The Syrian war, which has already killed close to 100 000 people, has intensified in the past few weeks as forces loyal to embattled President Bashar al Assad, helped by Lebanon-based Hezbollah and Iranian militiamen, have launched major assaults on all fronts to recapture the ‘strategic territories’ so far occupied by rebel forces.
As the conflict shows no sign of ending up soon, and continues to ‘regionalise’ as various regional armies, such as Israel and Islamist radical groups, enter the fray, the plight of civilian populations, especially the elderly, and women and children, who are already living in dire conditions due to a lack of shelter, water and basic sanitation, begins to worry humanitarian groups.
Oxfam International on Monday sounded an alarm bell, warning that Syrian refugees were facing health risks as summer approaches in coming weeks, and as temperatures set to soar up to 104ºF (40°C) in the coming weeks.
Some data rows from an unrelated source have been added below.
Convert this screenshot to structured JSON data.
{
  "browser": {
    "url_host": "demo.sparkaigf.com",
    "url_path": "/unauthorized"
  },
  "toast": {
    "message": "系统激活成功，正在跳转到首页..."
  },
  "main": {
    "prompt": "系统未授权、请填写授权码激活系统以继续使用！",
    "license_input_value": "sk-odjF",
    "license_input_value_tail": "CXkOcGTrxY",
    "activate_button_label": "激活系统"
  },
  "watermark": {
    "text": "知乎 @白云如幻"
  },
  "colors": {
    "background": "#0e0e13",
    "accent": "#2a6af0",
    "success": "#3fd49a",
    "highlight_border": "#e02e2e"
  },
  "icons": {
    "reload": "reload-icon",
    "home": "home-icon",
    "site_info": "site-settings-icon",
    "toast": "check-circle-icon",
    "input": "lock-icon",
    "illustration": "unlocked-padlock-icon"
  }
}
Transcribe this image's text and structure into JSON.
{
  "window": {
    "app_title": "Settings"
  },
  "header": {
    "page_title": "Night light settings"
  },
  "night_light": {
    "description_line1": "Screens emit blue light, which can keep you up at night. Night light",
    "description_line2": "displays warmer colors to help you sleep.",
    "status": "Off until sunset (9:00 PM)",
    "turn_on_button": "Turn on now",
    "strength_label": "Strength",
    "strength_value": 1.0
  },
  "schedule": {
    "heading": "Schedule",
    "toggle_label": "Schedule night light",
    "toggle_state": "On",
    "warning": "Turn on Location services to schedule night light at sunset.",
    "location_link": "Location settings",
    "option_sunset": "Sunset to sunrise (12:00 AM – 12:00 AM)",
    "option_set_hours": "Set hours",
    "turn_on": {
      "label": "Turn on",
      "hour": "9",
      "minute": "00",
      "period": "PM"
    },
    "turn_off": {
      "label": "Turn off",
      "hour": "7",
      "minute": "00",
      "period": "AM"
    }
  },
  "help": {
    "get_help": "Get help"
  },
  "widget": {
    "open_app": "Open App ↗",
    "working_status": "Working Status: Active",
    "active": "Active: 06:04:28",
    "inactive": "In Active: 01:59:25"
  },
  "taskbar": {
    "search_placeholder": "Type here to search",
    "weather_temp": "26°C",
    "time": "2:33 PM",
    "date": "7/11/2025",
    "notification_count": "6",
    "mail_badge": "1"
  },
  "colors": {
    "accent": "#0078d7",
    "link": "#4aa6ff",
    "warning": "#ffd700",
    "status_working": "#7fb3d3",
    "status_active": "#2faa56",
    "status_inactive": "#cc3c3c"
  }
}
“We are starting to really worry about the health of Syrian refugees. Too many are living in inadequate shelters such as an empty shopping centre or the outskirts of a cemetery. These shelters have no toilets, little water and garbage has started to pile up. With high summer right around the corner, refugees living in poor sanitary conditions are facing serious risks of diseases,” Rick Bauer, Oxfam Regional humanitarian coordinator, said.
“Health risks must be urgently addressed,” he said. “Increased cases of public health-related diseases such as diarrhea and skin infections have already been recorded in host communities and temporary settlements where an increasing number of refugees now live.
“Just in the Beqaa Valley in Lebanon, there are now some 240 tented settlements, six times the amount recorded in January.” Oxfam said it was aiming to raise some 53.4 million USD over the next year, but so far its appeal is only 23% funded (US$10.6m).
*Photo: courtesy of Reuters. Syrian civilians carrying young children seen here running from war to cross over to Turkey.